Two final words about theories and gimmicks: The illustrations in this article, deriving from ap-proaches as diverse as the psychodynamic, sys-temic, Gestalt, and cognitive-behavioral, argue for the independence of strategic thinking from any specific psychotherapeutic theory. Theories were neededto provide the therapists with workable maps, but not to dictate the strategic principles as such. The examples above suggest that strategic thinking has no school affiliation, and can therefore fulfill an integrative role in psychotherapy (Omer & Alon, 1989). And as for gimmicks: Unless these be defined and explained, they will remain only as so many quirks and freaks, for no profession can be based upon inspirational fireworks. The present illustrations show how some tricky ways of dealing with resistance may play a useful role, if they be derived from a therapeutic assumptive map, and geared to enhance the workings of the more straightforward therapeutic elements. A fruitful approach to the presentation of a therapeutic gimmick should then be neither an impatient dis-missal nor a gasp of admiration, but a critical inquisition into its derivation from the problem's analysis, and its role in the treatment plan.

References

ALEXANDER, F. & FRENCH, T. M. (1946). Psychoanalytic therapy, principles and applications. New York: Ronald. BATESON, G. (1972). Steps to an ecology of mind. New York:

Ballantine. ERICKSON, M. H. (1954). Pseudoorientation in time as a hypno-therapcutic procedure.
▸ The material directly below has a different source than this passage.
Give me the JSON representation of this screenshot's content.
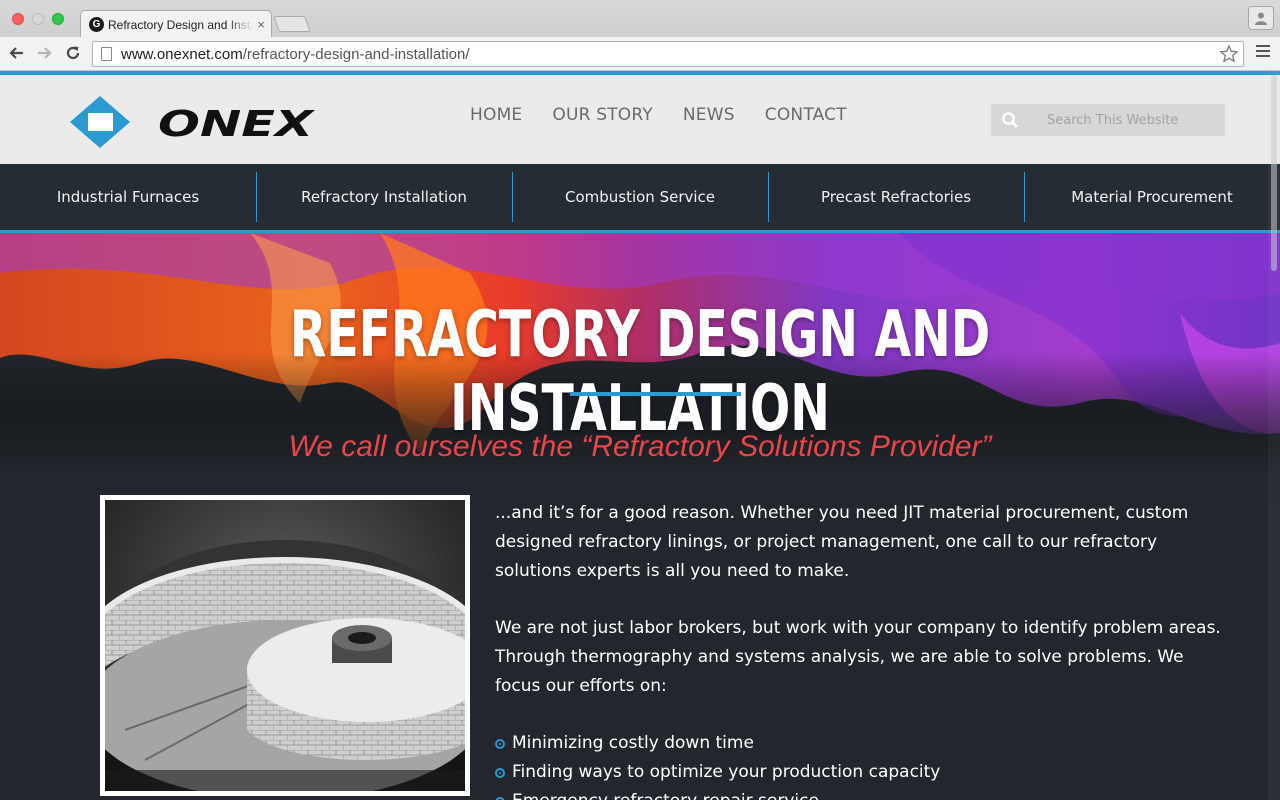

Journal of Clinical and Experimental Hypnosis, 2, 261-283.

FISCH, R., WEAKLAND, J. H. & SEGAL, L. (1982). The tacticsof change: Doing therapy briefly. San Francisco: Jossey-Bass.

HALEY, J. (1973). Uncommon therapy: The psychiatric tech-niques of Milton H. Erickson, M.D. New York: Norton.

HOFFMAN, S. & LAUB, B. (1986). Paradoxical intervention using a polarization model of cotherapy in the treatment ofelective mutism: A case study. Contemporary Family Ther-apy, 8, 136-143.

KARASU, T. B. (1986). The specificity versus non-specificity dilemma: Toward identifying therapeutic change agents.American Journal of Psychiatry, 143, 687-695.

LANGE, A. (1989). The "help" paradigm in the treatment of severely distressed couples: A combination of paradoxical and problem-solving elements. The American Journal of Family Therapy, 17, 3-13.

MANN, J. (1973). Time-limited psychotherapy. Cambridge,MA: Harvard University Press.

MINUCHIN, S., ROSMAN, B. L. & BAKER, L. (1978). Psy-chosomatic families: Anorexia nervosa in context. Cam-bridge, MA: Harvard University Press.

OMER, H. (1989). Specifics and nonspecifics in psychotherapy.American Journal of Psychotherapy, 43, 181-192.

OMER, H. & ALON, N. (1989). Principles of psychotherapeutic strategy. Psychotherapy, 26, 282-289.

TOMM, K. (1984). One perspective on the Milan's systemicapproach (Parts I and II). Journal of Marital and Family Therapy, 10, 113-125; 253-271.

WATZLAWICK, P., WEAKLAND, J. H. & FISCH, R. (1974).Change: Principles of Problem Formation and Problem Resolution. New York: Norton.

------

Correspondence regarding this article should be addressed to Haim Omer, Department of Psychology, Tel-Aviv University, Ramat-Aviv, Tel-Aviv, Israel.

www.psychspace.com心理学空间网
«辩证心理治疗的原理和方法 DBT 辩证行为疗法
《DBT 辩证行为疗法》
奥马的辩证方法»